Exercise:
Below are some records. Print all of them exactly as they appear.
- - -
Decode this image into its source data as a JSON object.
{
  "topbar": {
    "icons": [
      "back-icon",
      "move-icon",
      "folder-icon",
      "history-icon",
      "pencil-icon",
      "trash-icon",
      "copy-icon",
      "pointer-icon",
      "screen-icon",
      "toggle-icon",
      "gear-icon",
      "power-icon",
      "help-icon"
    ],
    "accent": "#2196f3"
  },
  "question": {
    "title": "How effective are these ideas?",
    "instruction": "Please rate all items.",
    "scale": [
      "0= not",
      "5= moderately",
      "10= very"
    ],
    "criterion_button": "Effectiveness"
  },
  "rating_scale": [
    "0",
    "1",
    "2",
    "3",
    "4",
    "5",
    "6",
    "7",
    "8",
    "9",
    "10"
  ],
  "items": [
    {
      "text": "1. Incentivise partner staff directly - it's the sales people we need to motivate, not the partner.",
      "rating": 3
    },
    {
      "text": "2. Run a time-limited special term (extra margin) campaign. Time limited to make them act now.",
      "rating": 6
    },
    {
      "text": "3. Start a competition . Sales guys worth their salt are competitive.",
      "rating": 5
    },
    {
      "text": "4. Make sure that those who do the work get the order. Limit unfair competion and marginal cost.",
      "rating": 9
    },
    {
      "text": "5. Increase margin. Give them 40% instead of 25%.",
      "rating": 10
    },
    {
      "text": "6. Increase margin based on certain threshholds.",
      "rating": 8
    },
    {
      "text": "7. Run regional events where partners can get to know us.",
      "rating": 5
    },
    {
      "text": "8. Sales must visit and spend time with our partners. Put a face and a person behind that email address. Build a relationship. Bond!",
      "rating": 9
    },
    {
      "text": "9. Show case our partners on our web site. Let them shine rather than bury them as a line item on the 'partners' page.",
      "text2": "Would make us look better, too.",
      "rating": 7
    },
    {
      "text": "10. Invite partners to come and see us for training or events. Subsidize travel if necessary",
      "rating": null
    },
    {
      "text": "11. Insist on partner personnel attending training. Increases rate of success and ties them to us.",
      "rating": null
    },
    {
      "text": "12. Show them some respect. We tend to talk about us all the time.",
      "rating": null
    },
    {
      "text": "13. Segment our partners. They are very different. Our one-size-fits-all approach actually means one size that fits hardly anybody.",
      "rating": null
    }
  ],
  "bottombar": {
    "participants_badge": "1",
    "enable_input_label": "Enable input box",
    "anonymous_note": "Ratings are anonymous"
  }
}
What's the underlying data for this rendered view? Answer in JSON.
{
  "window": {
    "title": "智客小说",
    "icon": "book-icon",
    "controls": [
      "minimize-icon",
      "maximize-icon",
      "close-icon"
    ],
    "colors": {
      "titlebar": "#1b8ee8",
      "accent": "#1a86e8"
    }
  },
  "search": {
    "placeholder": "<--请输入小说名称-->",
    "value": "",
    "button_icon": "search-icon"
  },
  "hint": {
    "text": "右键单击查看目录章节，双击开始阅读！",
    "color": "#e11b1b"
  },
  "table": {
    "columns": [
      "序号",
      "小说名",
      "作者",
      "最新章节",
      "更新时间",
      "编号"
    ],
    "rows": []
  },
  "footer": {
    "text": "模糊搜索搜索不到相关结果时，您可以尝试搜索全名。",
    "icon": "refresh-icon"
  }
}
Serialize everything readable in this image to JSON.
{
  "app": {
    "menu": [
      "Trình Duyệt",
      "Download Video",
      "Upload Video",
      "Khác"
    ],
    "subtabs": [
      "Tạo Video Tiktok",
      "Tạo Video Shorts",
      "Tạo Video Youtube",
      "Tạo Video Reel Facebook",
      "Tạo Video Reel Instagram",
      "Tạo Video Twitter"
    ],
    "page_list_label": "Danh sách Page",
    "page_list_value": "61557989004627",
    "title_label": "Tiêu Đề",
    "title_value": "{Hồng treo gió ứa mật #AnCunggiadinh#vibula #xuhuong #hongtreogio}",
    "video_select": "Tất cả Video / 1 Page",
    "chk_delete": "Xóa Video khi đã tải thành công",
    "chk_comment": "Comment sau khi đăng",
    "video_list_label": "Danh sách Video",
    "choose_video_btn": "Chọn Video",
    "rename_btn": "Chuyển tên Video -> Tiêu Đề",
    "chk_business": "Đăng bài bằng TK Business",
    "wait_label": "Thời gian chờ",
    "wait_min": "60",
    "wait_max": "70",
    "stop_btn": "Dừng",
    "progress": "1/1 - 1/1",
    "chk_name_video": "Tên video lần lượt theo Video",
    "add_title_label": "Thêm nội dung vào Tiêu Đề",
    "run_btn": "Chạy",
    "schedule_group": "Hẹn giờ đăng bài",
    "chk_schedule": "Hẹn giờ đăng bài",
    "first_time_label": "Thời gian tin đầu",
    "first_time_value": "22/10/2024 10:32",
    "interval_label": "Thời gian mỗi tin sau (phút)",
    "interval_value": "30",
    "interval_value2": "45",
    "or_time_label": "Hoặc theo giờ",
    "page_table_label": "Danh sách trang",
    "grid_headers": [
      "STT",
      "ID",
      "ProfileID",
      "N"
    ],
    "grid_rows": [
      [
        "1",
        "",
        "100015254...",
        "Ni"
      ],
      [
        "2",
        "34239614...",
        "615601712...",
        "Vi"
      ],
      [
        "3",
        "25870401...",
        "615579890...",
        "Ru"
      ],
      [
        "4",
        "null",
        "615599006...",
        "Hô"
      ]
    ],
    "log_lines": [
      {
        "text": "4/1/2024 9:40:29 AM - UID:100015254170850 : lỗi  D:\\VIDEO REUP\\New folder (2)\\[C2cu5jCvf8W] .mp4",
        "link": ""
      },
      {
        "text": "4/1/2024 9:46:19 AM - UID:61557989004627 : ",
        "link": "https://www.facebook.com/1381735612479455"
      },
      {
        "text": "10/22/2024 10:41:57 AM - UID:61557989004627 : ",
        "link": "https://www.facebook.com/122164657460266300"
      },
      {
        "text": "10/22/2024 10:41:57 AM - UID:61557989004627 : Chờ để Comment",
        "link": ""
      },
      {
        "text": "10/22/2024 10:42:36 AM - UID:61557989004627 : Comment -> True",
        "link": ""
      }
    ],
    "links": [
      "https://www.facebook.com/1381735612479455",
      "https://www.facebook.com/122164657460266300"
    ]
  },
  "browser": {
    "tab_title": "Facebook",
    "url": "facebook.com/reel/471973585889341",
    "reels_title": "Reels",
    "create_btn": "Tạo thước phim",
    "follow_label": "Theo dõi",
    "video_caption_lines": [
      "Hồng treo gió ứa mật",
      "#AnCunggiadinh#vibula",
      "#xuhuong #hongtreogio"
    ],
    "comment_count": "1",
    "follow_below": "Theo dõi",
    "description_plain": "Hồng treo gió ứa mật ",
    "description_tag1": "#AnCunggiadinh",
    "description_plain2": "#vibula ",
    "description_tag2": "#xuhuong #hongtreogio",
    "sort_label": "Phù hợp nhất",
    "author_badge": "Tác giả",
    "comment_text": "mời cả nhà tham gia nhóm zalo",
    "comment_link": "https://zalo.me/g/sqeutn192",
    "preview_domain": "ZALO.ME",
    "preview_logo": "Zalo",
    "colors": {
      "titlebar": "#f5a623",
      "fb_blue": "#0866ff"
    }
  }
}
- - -
Exercise solution:
Decode this image into its source data as a JSON object.
{
  "topbar": {
    "icons": [
      "back-icon",
      "move-icon",
      "folder-icon",
      "history-icon",
      "pencil-icon",
      "trash-icon",
      "copy-icon",
      "pointer-icon",
      "screen-icon",
      "toggle-icon",
      "gear-icon",
      "power-icon",
      "help-icon"
    ],
    "accent": "#2196f3"
  },
  "question": {
    "title": "How effective are these ideas?",
    "instruction": "Please rate all items.",
    "scale": [
      "0= not",
      "5= moderately",
      "10= very"
    ],
    "criterion_button": "Effectiveness"
  },
  "rating_scale": [
    "0",
    "1",
    "2",
    "3",
    "4",
    "5",
    "6",
    "7",
    "8",
    "9",
    "10"
  ],
  "items": [
    {
      "text": "1. Incentivise partner staff directly - it's the sales people we need to motivate, not the partner.",
      "rating": 3
    },
    {
      "text": "2. Run a time-limited special term (extra margin) campaign. Time limited to make them act now.",
      "rating": 6
    },
    {
      "text": "3. Start a competition . Sales guys worth their salt are competitive.",
      "rating": 5
    },
    {
      "text": "4. Make sure that those who do the work get the order. Limit unfair competion and marginal cost.",
      "rating": 9
    },
    {
      "text": "5. Increase margin. Give them 40% instead of 25%.",
      "rating": 10
    },
    {
      "text": "6. Increase margin based on certain threshholds.",
      "rating": 8
    },
    {
      "text": "7. Run regional events where partners can get to know us.",
      "rating": 5
    },
    {
      "text": "8. Sales must visit and spend time with our partners. Put a face and a person behind that email address. Build a relationship. Bond!",
      "rating": 9
    },
    {
      "text": "9. Show case our partners on our web site. Let them shine rather than bury them as a line item on the 'partners' page.",
      "text2": "Would make us look better, too.",
      "rating": 7
    },
    {
      "text": "10. Invite partners to come and see us for training or events. Subsidize travel if necessary",
      "rating": null
    },
    {
      "text": "11. Insist on partner personnel attending training. Increases rate of success and ties them to us.",
      "rating": null
    },
    {
      "text": "12. Show them some respect. We tend to talk about us all the time.",
      "rating": null
    },
    {
      "text": "13. Segment our partners. They are very different. Our one-size-fits-all approach actually means one size that fits hardly anybody.",
      "rating": null
    }
  ],
  "bottombar": {
    "participants_badge": "1",
    "enable_input_label": "Enable input box",
    "anonymous_note": "Ratings are anonymous"
  }
}
What's the underlying data for this rendered view? Answer in JSON.
{
  "window": {
    "title": "智客小说",
    "icon": "book-icon",
    "controls": [
      "minimize-icon",
      "maximize-icon",
      "close-icon"
    ],
    "colors": {
      "titlebar": "#1b8ee8",
      "accent": "#1a86e8"
    }
  },
  "search": {
    "placeholder": "<--请输入小说名称-->",
    "value": "",
    "button_icon": "search-icon"
  },
  "hint": {
    "text": "右键单击查看目录章节，双击开始阅读！",
    "color": "#e11b1b"
  },
  "table": {
    "columns": [
      "序号",
      "小说名",
      "作者",
      "最新章节",
      "更新时间",
      "编号"
    ],
    "rows": []
  },
  "footer": {
    "text": "模糊搜索搜索不到相关结果时，您可以尝试搜索全名。",
    "icon": "refresh-icon"
  }
}
Serialize everything readable in this image to JSON.
{
  "app": {
    "menu": [
      "Trình Duyệt",
      "Download Video",
      "Upload Video",
      "Khác"
    ],
    "subtabs": [
      "Tạo Video Tiktok",
      "Tạo Video Shorts",
      "Tạo Video Youtube",
      "Tạo Video Reel Facebook",
      "Tạo Video Reel Instagram",
      "Tạo Video Twitter"
    ],
    "page_list_label": "Danh sách Page",
    "page_list_value": "61557989004627",
    "title_label": "Tiêu Đề",
    "title_value": "{Hồng treo gió ứa mật #AnCunggiadinh#vibula #xuhuong #hongtreogio}",
    "video_select": "Tất cả Video / 1 Page",
    "chk_delete": "Xóa Video khi đã tải thành công",
    "chk_comment": "Comment sau khi đăng",
    "video_list_label": "Danh sách Video",
    "choose_video_btn": "Chọn Video",
    "rename_btn": "Chuyển tên Video -> Tiêu Đề",
    "chk_business": "Đăng bài bằng TK Business",
    "wait_label": "Thời gian chờ",
    "wait_min": "60",
    "wait_max": "70",
    "stop_btn": "Dừng",
    "progress": "1/1 - 1/1",
    "chk_name_video": "Tên video lần lượt theo Video",
    "add_title_label": "Thêm nội dung vào Tiêu Đề",
    "run_btn": "Chạy",
    "schedule_group": "Hẹn giờ đăng bài",
    "chk_schedule": "Hẹn giờ đăng bài",
    "first_time_label": "Thời gian tin đầu",
    "first_time_value": "22/10/2024 10:32",
    "interval_label": "Thời gian mỗi tin sau (phút)",
    "interval_value": "30",
    "interval_value2": "45",
    "or_time_label": "Hoặc theo giờ",
    "page_table_label": "Danh sách trang",
    "grid_headers": [
      "STT",
      "ID",
      "ProfileID",
      "N"
    ],
    "grid_rows": [
      [
        "1",
        "",
        "100015254...",
        "Ni"
      ],
      [
        "2",
        "34239614...",
        "615601712...",
        "Vi"
      ],
      [
        "3",
        "25870401...",
        "615579890...",
        "Ru"
      ],
      [
        "4",
        "null",
        "615599006...",
        "Hô"
      ]
    ],
    "log_lines": [
      {
        "text": "4/1/2024 9:40:29 AM - UID:100015254170850 : lỗi  D:\\VIDEO REUP\\New folder (2)\\[C2cu5jCvf8W] .mp4",
        "link": ""
      },
      {
        "text": "4/1/2024 9:46:19 AM - UID:61557989004627 : ",
        "link": "https://www.facebook.com/1381735612479455"
      },
      {
        "text": "10/22/2024 10:41:57 AM - UID:61557989004627 : ",
        "link": "https://www.facebook.com/122164657460266300"
      },
      {
        "text": "10/22/2024 10:41:57 AM - UID:61557989004627 : Chờ để Comment",
        "link": ""
      },
      {
        "text": "10/22/2024 10:42:36 AM - UID:61557989004627 : Comment -> True",
        "link": ""
      }
    ],
    "links": [
      "https://www.facebook.com/1381735612479455",
      "https://www.facebook.com/122164657460266300"
    ]
  },
  "browser": {
    "tab_title": "Facebook",
    "url": "facebook.com/reel/471973585889341",
    "reels_title": "Reels",
    "create_btn": "Tạo thước phim",
    "follow_label": "Theo dõi",
    "video_caption_lines": [
      "Hồng treo gió ứa mật",
      "#AnCunggiadinh#vibula",
      "#xuhuong #hongtreogio"
    ],
    "comment_count": "1",
    "follow_below": "Theo dõi",
    "description_plain": "Hồng treo gió ứa mật ",
    "description_tag1": "#AnCunggiadinh",
    "description_plain2": "#vibula ",
    "description_tag2": "#xuhuong #hongtreogio",
    "sort_label": "Phù hợp nhất",
    "author_badge": "Tác giả",
    "comment_text": "mời cả nhà tham gia nhóm zalo",
    "comment_link": "https://zalo.me/g/sqeutn192",
    "preview_domain": "ZALO.ME",
    "preview_logo": "Zalo",
    "colors": {
      "titlebar": "#f5a623",
      "fb_blue": "#0866ff"
    }
  }
}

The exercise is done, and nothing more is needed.